LAKE GEORGE When most teenagers head home these days after studying in school all day, they relax with a video game or another form of recreation.
Not Nick Perrone of Warrensburg High — he heads into the woods behind his home to collect maple sap, check lines of his vacuum-operated sap-collection system, and perhaps split some wood and boil down some maple syrup for sale.
Perrone, 18, operates his own maple syrup production enterprise on Truesdale Hill Road, and some say he may be the leading maple entrepreneur of his age in the state.
He now is tapping 500 trees — a considerable expansion from his prior two years in maple syrup production.

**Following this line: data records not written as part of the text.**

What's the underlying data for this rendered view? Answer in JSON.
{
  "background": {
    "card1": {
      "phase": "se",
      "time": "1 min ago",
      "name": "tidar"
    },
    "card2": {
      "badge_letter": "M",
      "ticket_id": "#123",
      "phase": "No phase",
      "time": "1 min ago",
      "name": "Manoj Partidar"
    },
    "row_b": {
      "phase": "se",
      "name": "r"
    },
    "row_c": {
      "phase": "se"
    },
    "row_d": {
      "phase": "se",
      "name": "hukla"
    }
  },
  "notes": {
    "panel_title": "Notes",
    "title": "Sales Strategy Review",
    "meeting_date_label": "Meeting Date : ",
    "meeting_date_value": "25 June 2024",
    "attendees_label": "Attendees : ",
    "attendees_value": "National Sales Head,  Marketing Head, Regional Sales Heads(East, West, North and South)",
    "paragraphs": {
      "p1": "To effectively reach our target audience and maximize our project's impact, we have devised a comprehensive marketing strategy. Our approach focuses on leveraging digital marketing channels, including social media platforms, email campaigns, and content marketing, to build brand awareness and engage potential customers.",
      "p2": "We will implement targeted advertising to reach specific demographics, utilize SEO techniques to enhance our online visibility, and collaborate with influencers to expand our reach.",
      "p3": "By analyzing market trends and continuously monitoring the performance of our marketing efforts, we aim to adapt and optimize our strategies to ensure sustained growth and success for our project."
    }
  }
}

March 29, Perrone gave a tour of his sugarhouse and outlying facilities as he collected sap and readied his evaporator and other processing equipment for the heavy sap flows expected over the next few days.

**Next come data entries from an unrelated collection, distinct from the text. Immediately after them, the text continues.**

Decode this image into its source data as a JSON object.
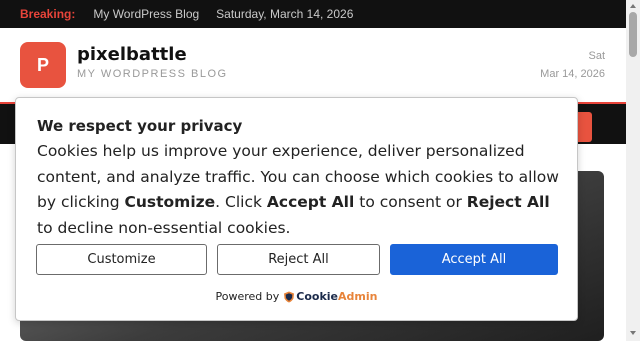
{
  "topbar": {
    "breaking_label": "Breaking:",
    "site_link": "My WordPress Blog",
    "date": "Saturday, March 14, 2026"
  },
  "header": {
    "logo_letter": "P",
    "site_title": "pixelbattle",
    "tagline": "MY WORDPRESS BLOG",
    "day": "Sat",
    "date": "Mar 14, 2026"
  },
  "consent": {
    "title": "We respect your privacy",
    "body_part1": "Cookies help us improve your experience, deliver personalized content, and analyze traffic. You can choose which cookies to allow by clicking ",
    "body_customize": "Customize",
    "body_part2": ". Click ",
    "body_accept": "Accept All",
    "body_part3": " to consent or ",
    "body_reject": "Reject All",
    "body_part4": " to decline non-essential cookies.",
    "customize_label": "Customize",
    "reject_label": "Reject All",
    "accept_label": "Accept All",
    "powered_by": "Powered by",
    "brand_cookie": "Cookie",
    "brand_admin": "Admin"
  },
  "colors": {
    "accent": "#e8443a",
    "accept_button": "#1a63d8",
    "topbar_bg": "#111111"
  },
  "icons": [
    "scroll-up-arrow",
    "scroll-down-arrow",
    "cookieadmin-shield-logo"
  ]
}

“I mix tradition with efficiency,” Perrone said as he showed off his wood-fired evaporator with a turbocharged firebox he fashioned to provide for even, consistent heat under the sap tank.

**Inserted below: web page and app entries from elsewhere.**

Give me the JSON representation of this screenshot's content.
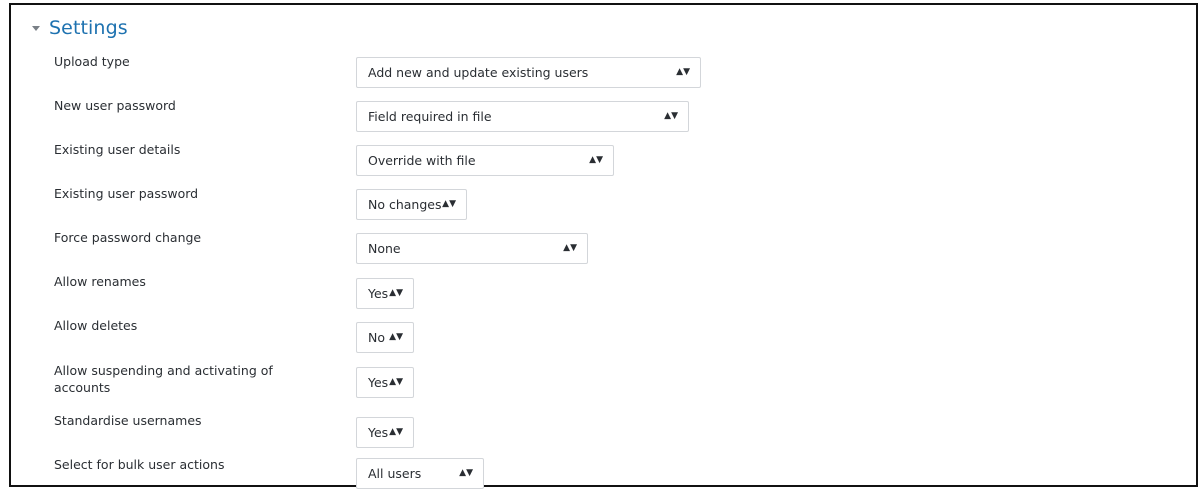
{
  "section": {
    "title": "Settings"
  },
  "settings": [
    {
      "label": "Upload type",
      "value": "Add new and update existing users"
    },
    {
      "label": "New user password",
      "value": "Field required in file"
    },
    {
      "label": "Existing user details",
      "value": "Override with file"
    },
    {
      "label": "Existing user password",
      "value": "No changes"
    },
    {
      "label": "Force password change",
      "value": "None"
    },
    {
      "label": "Allow renames",
      "value": "Yes"
    },
    {
      "label": "Allow deletes",
      "value": "No"
    },
    {
      "label": "Allow suspending and activating of accounts",
      "value": "Yes"
    },
    {
      "label": "Standardise usernames",
      "value": "Yes"
    },
    {
      "label": "Select for bulk user actions",
      "value": "All users"
    }
  ],
  "icons": {
    "collapse": "caret-down-icon",
    "select_arrows": "updown-arrows-icon"
  },
  "colors": {
    "section_title": "#1e72b0",
    "select_border": "#d3d6da"
  }
}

“There’s something special about maple syrup that’s been boiled down over a wood fire,” he added.
The modern aspects of his setup include a clear filter press for maximum purity and convenient monitoring, Perrone said as he emphasized he’d be seeking blue ribbons for his syrup’s taste, clarity and quality at upcoming competitions.
Behind his house, his “sugar bush,” or the stand of maple trees he outfits with 260 taps, is spread over 30 acres. Some of the land belongs to neighbors who are helpful in his enterprise, he said. Perrone also has about 260 other trees tapped in plots several miles away between Warrensburg and Lake George. Perrone plans on processing about 1,000 gallons of sap per day this year. To transport the sap back to his sugar house, Nick has outfitted a one-ton dump truck with a 300-gallon sap tank.